Looking ahead to the year’s third installment of Photography, Expanded programming, Creative Innovation and Digital Community: Art & Media on the Brink of Change, we thought we’d take the opportunity to reflect on two preceding labs and the catalyst for our programming.
The inaugural symposium of the Photography, Expanded initiative in April 2013 brought a capacity crowd to Aperture Gallery & Bookstore for presentations and discussions.
Built on the overwhelming interest and feedback from participants, we’ve built a two-day lab format to reach both a wider public through open panel presentations and a targeted group of media makers in hands-on workshops.
Lab #1: “Collaborative Images: New Models of Authorship and Aggregation” featured a panel on March 18 with journalist and curator Madeleine Bair (WITNESS Human Rights Channel), artist and activist Michael Premo (Sandy Storyline), and artist Brooke Singer, moderated by artist and professor Michael Mandiberg [watch the video].
On March 23, the group of selected photographers were presented case studies by activist and photographer Oren Ziv (ActiveStills), photo startup entrepreneur Paul Melcher (Stipple), and photographer Ruddy Roye, and then worked in groups to develop their project ideas using online and social media strategies to frame their discussions.
Lab #2: “The Story of Data: Visualization, Mapping, and Photography” also went broader in scope during the panel on April 29, featuring perspectives from photography and transmedia (Jake Price, Unknown Spring), mobile app development (Harlo Holmes from The Guardian Project), tactical media art (Paolo Cirio), and interactive journalism (Derek Watkins from The New York Times), with discussion moderated by visual communication strategist Stephen Mayes [watch the video].
A new group of selected photographers came together on the second day, May 2, to dig into more specific issues related to visualization and mapping tools and strategies for photography-based projects. Price re-joined us to further unpack the methods behind Unknown Spring. Data artist Josh Begley presented his powerful web-based projects that aggregate satellite and surveillance photos of prisons and military bases. Annelie Berner discussed her mapping work at Columbia University’s Spatial Information Design Lab, and shared some available online resources for visualization and mapping. Florian Meissner, founder of EyeEm, made a compelling case for better image tagging done algorithmically, to produce a dynamic and searchable online photo-sharing platform.
We are currently devising a plan for supporting the projects brought to the lab workshops as they move into the next phase of development.
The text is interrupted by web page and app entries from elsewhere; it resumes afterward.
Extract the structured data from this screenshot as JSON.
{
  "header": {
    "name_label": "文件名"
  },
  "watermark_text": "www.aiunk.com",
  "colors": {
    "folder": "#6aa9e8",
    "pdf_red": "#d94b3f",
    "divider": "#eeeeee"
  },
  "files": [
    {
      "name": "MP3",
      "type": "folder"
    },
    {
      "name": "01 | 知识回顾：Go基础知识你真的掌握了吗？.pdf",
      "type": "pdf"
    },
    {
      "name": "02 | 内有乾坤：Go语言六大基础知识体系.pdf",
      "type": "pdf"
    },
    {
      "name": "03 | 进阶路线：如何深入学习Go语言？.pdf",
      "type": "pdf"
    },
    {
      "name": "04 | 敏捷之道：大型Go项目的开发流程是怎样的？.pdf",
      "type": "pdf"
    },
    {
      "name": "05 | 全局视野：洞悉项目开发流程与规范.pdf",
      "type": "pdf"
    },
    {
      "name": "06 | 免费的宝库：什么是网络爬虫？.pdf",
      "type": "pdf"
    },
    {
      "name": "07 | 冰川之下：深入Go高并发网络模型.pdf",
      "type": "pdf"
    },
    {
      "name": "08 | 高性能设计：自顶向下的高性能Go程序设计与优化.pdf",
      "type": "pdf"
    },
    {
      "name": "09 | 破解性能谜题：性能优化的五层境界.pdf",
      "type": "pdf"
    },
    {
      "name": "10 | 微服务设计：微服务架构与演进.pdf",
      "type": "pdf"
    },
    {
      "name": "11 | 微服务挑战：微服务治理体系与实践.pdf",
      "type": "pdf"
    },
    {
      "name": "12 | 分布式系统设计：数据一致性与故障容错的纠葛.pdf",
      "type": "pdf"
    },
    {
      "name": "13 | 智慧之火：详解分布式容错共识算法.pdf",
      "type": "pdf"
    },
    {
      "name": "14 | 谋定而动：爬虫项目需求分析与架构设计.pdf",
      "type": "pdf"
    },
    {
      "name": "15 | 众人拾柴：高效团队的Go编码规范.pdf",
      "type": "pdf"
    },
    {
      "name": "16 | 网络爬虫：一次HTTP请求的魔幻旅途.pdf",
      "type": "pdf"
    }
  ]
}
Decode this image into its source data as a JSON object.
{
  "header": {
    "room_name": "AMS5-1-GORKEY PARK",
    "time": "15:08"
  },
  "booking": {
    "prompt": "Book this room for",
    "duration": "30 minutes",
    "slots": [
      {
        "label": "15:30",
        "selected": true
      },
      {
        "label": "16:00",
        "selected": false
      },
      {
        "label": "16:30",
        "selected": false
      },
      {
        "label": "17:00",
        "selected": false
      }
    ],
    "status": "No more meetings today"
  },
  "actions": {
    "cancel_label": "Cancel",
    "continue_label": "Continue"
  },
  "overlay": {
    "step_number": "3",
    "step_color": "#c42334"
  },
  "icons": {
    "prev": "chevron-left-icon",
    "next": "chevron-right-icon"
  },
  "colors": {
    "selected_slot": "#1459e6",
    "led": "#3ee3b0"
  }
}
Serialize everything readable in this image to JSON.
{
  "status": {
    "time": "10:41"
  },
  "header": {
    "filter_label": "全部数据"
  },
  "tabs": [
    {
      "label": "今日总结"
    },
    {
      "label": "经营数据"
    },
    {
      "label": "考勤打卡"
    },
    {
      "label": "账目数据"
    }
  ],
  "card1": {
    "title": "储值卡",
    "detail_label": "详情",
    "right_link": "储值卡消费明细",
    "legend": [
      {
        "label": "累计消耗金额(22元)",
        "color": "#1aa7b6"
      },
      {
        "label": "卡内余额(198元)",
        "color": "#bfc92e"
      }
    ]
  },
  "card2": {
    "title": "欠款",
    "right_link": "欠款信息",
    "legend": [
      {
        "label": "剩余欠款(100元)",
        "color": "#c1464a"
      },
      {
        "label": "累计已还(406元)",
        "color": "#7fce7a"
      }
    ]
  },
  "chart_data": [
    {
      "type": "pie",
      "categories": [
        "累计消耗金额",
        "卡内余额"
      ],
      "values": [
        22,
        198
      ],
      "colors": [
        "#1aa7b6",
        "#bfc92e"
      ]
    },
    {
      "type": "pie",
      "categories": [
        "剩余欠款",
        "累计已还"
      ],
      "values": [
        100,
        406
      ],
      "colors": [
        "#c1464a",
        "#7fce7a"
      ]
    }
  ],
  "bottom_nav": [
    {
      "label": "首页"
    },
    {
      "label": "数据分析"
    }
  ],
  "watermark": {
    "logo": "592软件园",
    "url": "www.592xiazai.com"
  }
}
In the meantime, stay engaged in the conversation by joining the PhotoEx Facebook group.